→ **To do**: Reproduce the records below exactly as they are written.

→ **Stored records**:

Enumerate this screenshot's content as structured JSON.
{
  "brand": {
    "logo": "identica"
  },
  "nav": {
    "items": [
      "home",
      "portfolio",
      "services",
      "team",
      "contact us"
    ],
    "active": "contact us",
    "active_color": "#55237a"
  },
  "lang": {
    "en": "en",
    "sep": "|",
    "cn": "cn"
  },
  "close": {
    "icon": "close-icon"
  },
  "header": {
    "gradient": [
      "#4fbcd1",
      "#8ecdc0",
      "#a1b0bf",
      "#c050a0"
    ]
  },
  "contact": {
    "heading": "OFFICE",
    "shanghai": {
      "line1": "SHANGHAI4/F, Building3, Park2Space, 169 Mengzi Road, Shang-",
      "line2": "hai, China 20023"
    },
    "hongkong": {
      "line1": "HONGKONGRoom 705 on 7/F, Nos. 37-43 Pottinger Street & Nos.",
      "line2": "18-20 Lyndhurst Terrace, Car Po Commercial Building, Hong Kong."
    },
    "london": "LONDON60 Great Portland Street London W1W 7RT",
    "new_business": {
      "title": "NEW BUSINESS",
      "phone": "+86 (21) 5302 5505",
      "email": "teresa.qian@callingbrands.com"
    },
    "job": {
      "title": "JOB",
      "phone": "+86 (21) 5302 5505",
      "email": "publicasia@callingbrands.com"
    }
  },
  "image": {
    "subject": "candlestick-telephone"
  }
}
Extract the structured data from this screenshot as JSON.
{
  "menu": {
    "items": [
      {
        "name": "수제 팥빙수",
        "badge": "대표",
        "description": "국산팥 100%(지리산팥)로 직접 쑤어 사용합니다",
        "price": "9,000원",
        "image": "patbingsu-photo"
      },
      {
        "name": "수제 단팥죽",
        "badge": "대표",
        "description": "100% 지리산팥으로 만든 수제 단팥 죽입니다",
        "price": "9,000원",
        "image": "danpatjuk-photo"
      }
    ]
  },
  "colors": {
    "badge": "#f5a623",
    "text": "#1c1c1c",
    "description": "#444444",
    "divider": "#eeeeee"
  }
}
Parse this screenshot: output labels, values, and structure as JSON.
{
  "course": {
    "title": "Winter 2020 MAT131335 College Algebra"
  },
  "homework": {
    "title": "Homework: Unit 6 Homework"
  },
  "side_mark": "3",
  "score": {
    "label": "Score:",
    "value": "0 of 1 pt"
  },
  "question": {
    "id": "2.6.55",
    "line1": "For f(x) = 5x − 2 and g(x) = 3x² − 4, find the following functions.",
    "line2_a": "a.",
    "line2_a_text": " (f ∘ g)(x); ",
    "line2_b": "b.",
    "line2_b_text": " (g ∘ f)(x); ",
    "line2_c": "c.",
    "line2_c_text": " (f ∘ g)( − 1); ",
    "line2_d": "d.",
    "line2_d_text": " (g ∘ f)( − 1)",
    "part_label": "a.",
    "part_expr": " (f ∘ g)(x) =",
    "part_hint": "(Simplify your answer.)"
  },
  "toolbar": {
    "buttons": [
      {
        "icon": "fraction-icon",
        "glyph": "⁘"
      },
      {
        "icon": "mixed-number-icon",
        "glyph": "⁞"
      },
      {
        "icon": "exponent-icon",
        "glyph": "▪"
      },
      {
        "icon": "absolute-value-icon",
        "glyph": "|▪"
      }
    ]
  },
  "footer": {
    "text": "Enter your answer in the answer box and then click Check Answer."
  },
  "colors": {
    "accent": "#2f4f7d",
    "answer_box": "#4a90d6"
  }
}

→ **Response area**:
Enumerate this screenshot's content as structured JSON.
{
  "brand": {
    "logo": "identica"
  },
  "nav": {
    "items": [
      "home",
      "portfolio",
      "services",
      "team",
      "contact us"
    ],
    "active": "contact us",
    "active_color": "#55237a"
  },
  "lang": {
    "en": "en",
    "sep": "|",
    "cn": "cn"
  },
  "close": {
    "icon": "close-icon"
  },
  "header": {
    "gradient": [
      "#4fbcd1",
      "#8ecdc0",
      "#a1b0bf",
      "#c050a0"
    ]
  },
  "contact": {
    "heading": "OFFICE",
    "shanghai": {
      "line1": "SHANGHAI4/F, Building3, Park2Space, 169 Mengzi Road, Shang-",
      "line2": "hai, China 20023"
    },
    "hongkong": {
      "line1": "HONGKONGRoom 705 on 7/F, Nos. 37-43 Pottinger Street & Nos.",
      "line2": "18-20 Lyndhurst Terrace, Car Po Commercial Building, Hong Kong."
    },
    "london": "LONDON60 Great Portland Street London W1W 7RT",
    "new_business": {
      "title": "NEW BUSINESS",
      "phone": "+86 (21) 5302 5505",
      "email": "teresa.qian@callingbrands.com"
    },
    "job": {
      "title": "JOB",
      "phone": "+86 (21) 5302 5505",
      "email": "publicasia@callingbrands.com"
    }
  },
  "image": {
    "subject": "candlestick-telephone"
  }
}
Extract the structured data from this screenshot as JSON.
{
  "menu": {
    "items": [
      {
        "name": "수제 팥빙수",
        "badge": "대표",
        "description": "국산팥 100%(지리산팥)로 직접 쑤어 사용합니다",
        "price": "9,000원",
        "image": "patbingsu-photo"
      },
      {
        "name": "수제 단팥죽",
        "badge": "대표",
        "description": "100% 지리산팥으로 만든 수제 단팥 죽입니다",
        "price": "9,000원",
        "image": "danpatjuk-photo"
      }
    ]
  },
  "colors": {
    "badge": "#f5a623",
    "text": "#1c1c1c",
    "description": "#444444",
    "divider": "#eeeeee"
  }
}
Parse this screenshot: output labels, values, and structure as JSON.
{
  "course": {
    "title": "Winter 2020 MAT131335 College Algebra"
  },
  "homework": {
    "title": "Homework: Unit 6 Homework"
  },
  "side_mark": "3",
  "score": {
    "label": "Score:",
    "value": "0 of 1 pt"
  },
  "question": {
    "id": "2.6.55",
    "line1": "For f(x) = 5x − 2 and g(x) = 3x² − 4, find the following functions.",
    "line2_a": "a.",
    "line2_a_text": " (f ∘ g)(x); ",
    "line2_b": "b.",
    "line2_b_text": " (g ∘ f)(x); ",
    "line2_c": "c.",
    "line2_c_text": " (f ∘ g)( − 1); ",
    "line2_d": "d.",
    "line2_d_text": " (g ∘ f)( − 1)",
    "part_label": "a.",
    "part_expr": " (f ∘ g)(x) =",
    "part_hint": "(Simplify your answer.)"
  },
  "toolbar": {
    "buttons": [
      {
        "icon": "fraction-icon",
        "glyph": "⁘"
      },
      {
        "icon": "mixed-number-icon",
        "glyph": "⁞"
      },
      {
        "icon": "exponent-icon",
        "glyph": "▪"
      },
      {
        "icon": "absolute-value-icon",
        "glyph": "|▪"
      }
    ]
  },
  "footer": {
    "text": "Enter your answer in the answer box and then click Check Answer."
  },
  "colors": {
    "accent": "#2f4f7d",
    "answer_box": "#4a90d6"
  }
}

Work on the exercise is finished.